■ Website and app data records
»»

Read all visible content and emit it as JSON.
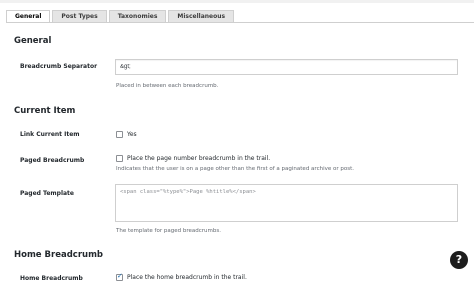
{
  "tabs": [
    {
      "label": "General",
      "active": true
    },
    {
      "label": "Post Types",
      "active": false
    },
    {
      "label": "Taxonomies",
      "active": false
    },
    {
      "label": "Miscellaneous",
      "active": false
    }
  ],
  "sections": {
    "general": {
      "title": "General"
    },
    "current_item": {
      "title": "Current Item"
    },
    "home_breadcrumb": {
      "title": "Home Breadcrumb"
    }
  },
  "fields": {
    "separator": {
      "label": "Breadcrumb Separator",
      "value": "&gt;",
      "description": "Placed in between each breadcrumb."
    },
    "link_current_item": {
      "label": "Link Current Item",
      "checkbox_label": "Yes",
      "checked": false
    },
    "paged_breadcrumb": {
      "label": "Paged Breadcrumb",
      "checkbox_label": "Place the page number breadcrumb in the trail.",
      "checked": false,
      "description": "Indicates that the user is on a page other than the first of a paginated archive or post."
    },
    "paged_template": {
      "label": "Paged Template",
      "value": "<span class=\"%type%\">Page %htitle%</span>",
      "description": "The template for paged breadcrumbs."
    },
    "home_breadcrumb": {
      "label": "Home Breadcrumb",
      "checkbox_label": "Place the home breadcrumb in the trail.",
      "checked": true
    }
  },
  "help_button": {
    "label": "?"
  }
}
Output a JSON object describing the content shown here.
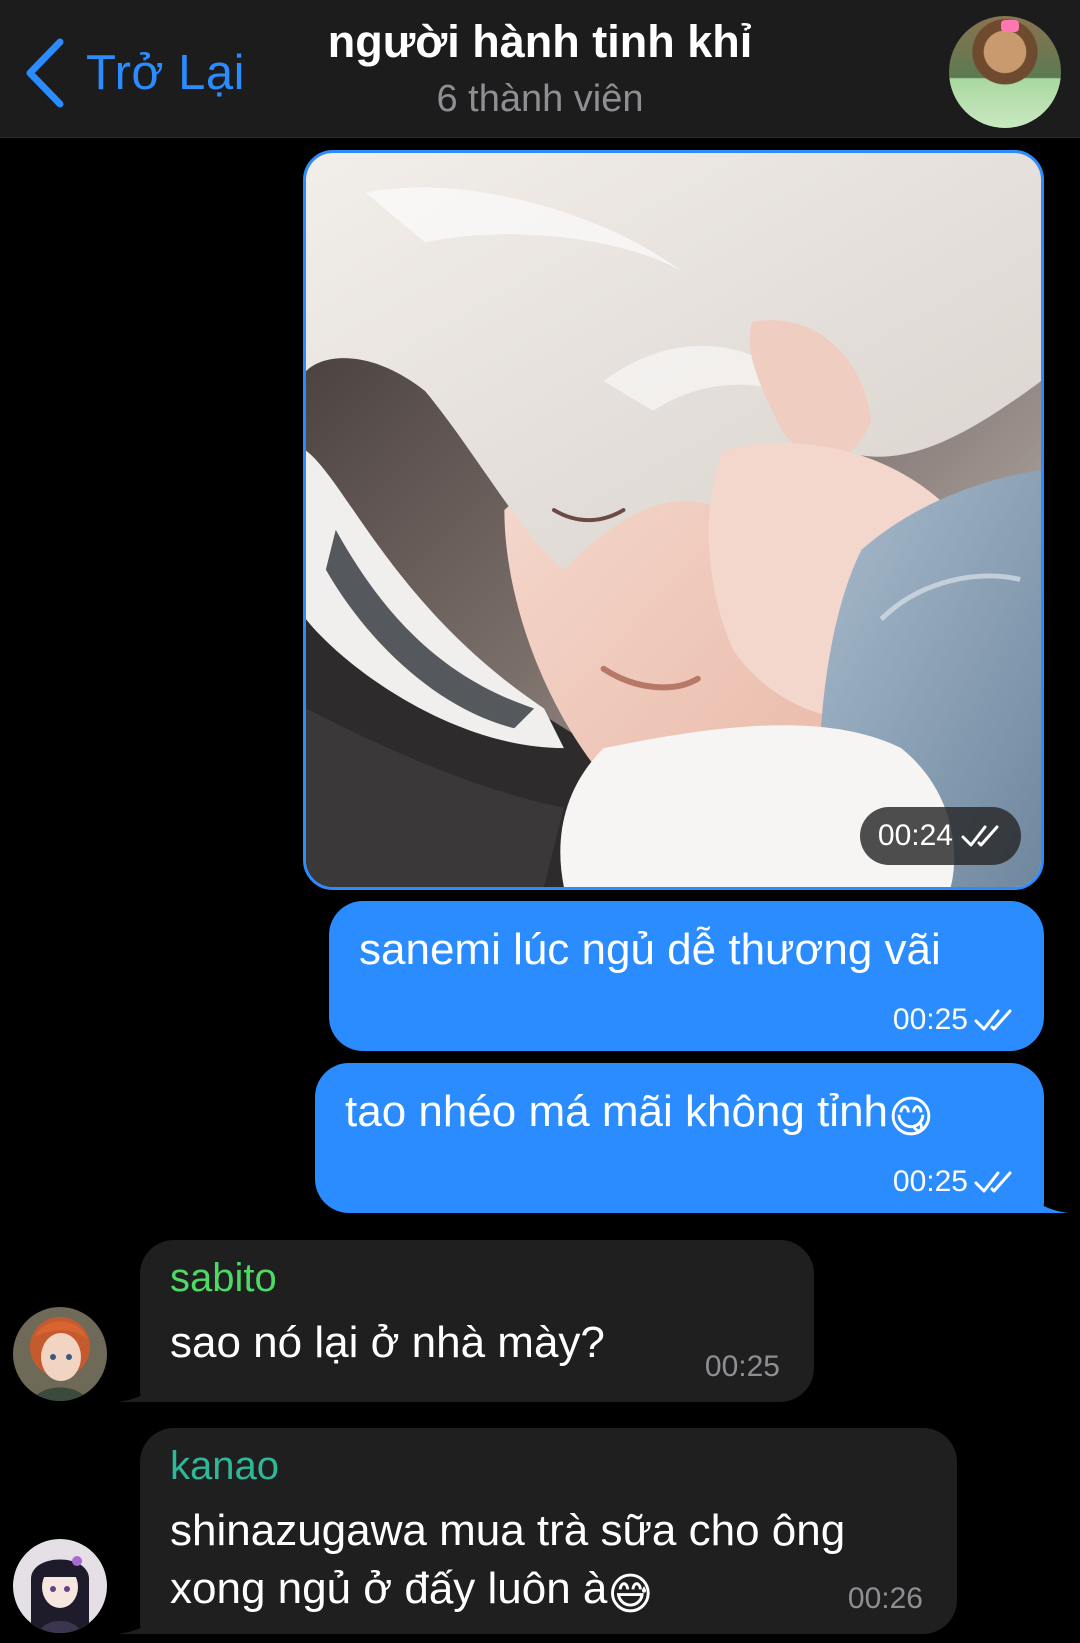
{
  "header": {
    "back_label": "Trở Lại",
    "title": "người hành tinh khỉ",
    "subtitle": "6 thành viên",
    "accent_color": "#2a8cff"
  },
  "messages": [
    {
      "type": "photo",
      "direction": "outgoing",
      "time": "00:24",
      "status": "read"
    },
    {
      "type": "text",
      "direction": "outgoing",
      "text": "sanemi lúc ngủ dễ thương vãi",
      "time": "00:25",
      "status": "read"
    },
    {
      "type": "text",
      "direction": "outgoing",
      "text": "tao nhéo má mãi không tỉnh",
      "emoji": "😋",
      "time": "00:25",
      "status": "read"
    },
    {
      "type": "text",
      "direction": "incoming",
      "sender": "sabito",
      "sender_color": "#4cd964",
      "text": "sao nó lại ở nhà mày?",
      "time": "00:25"
    },
    {
      "type": "text",
      "direction": "incoming",
      "sender": "kanao",
      "sender_color": "#2fb79a",
      "text_line1": "shinazugawa mua trà sữa cho ông",
      "text_line2": "xong ngủ ở đấy luôn à",
      "emoji": "😅",
      "time": "00:26"
    }
  ],
  "colors": {
    "outgoing_bubble": "#2a8cff",
    "incoming_bubble": "#1f1f20",
    "background": "#000000",
    "header_bg": "#1c1c1d"
  }
}
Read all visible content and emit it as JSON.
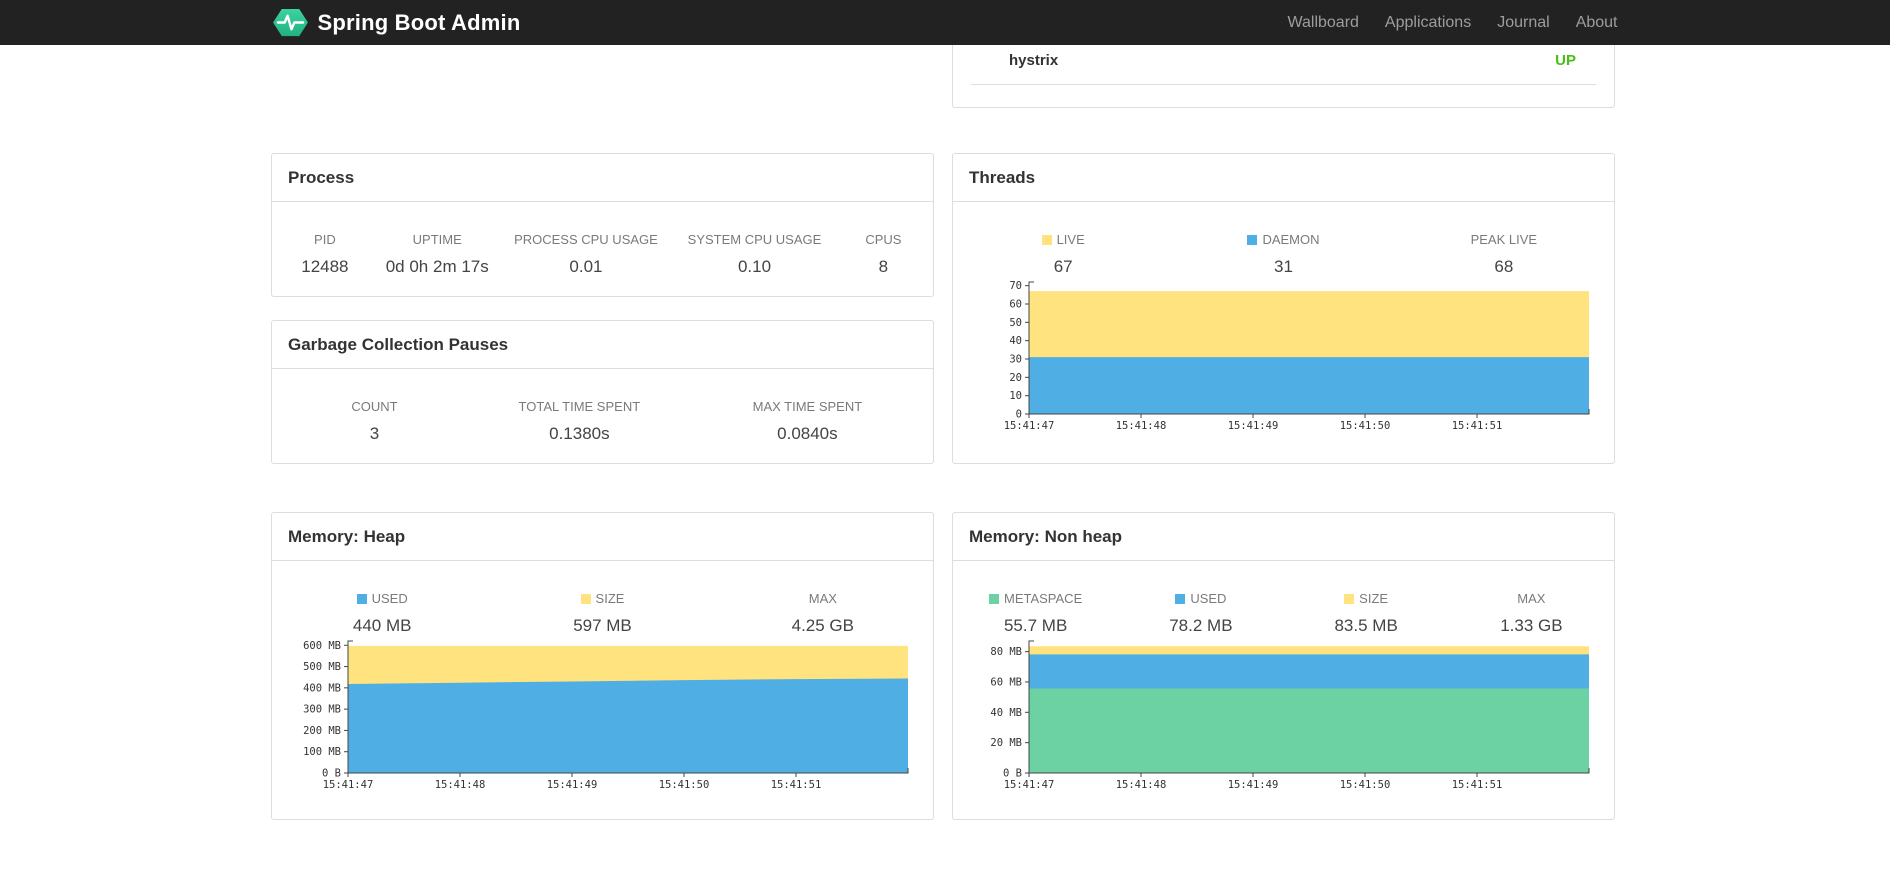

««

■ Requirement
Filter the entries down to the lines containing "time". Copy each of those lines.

■ The completed task
      "time": "00:24",
      "time": "00:25",
      "time": "00:25",
      "time": "00:25"
      "time": "00:26"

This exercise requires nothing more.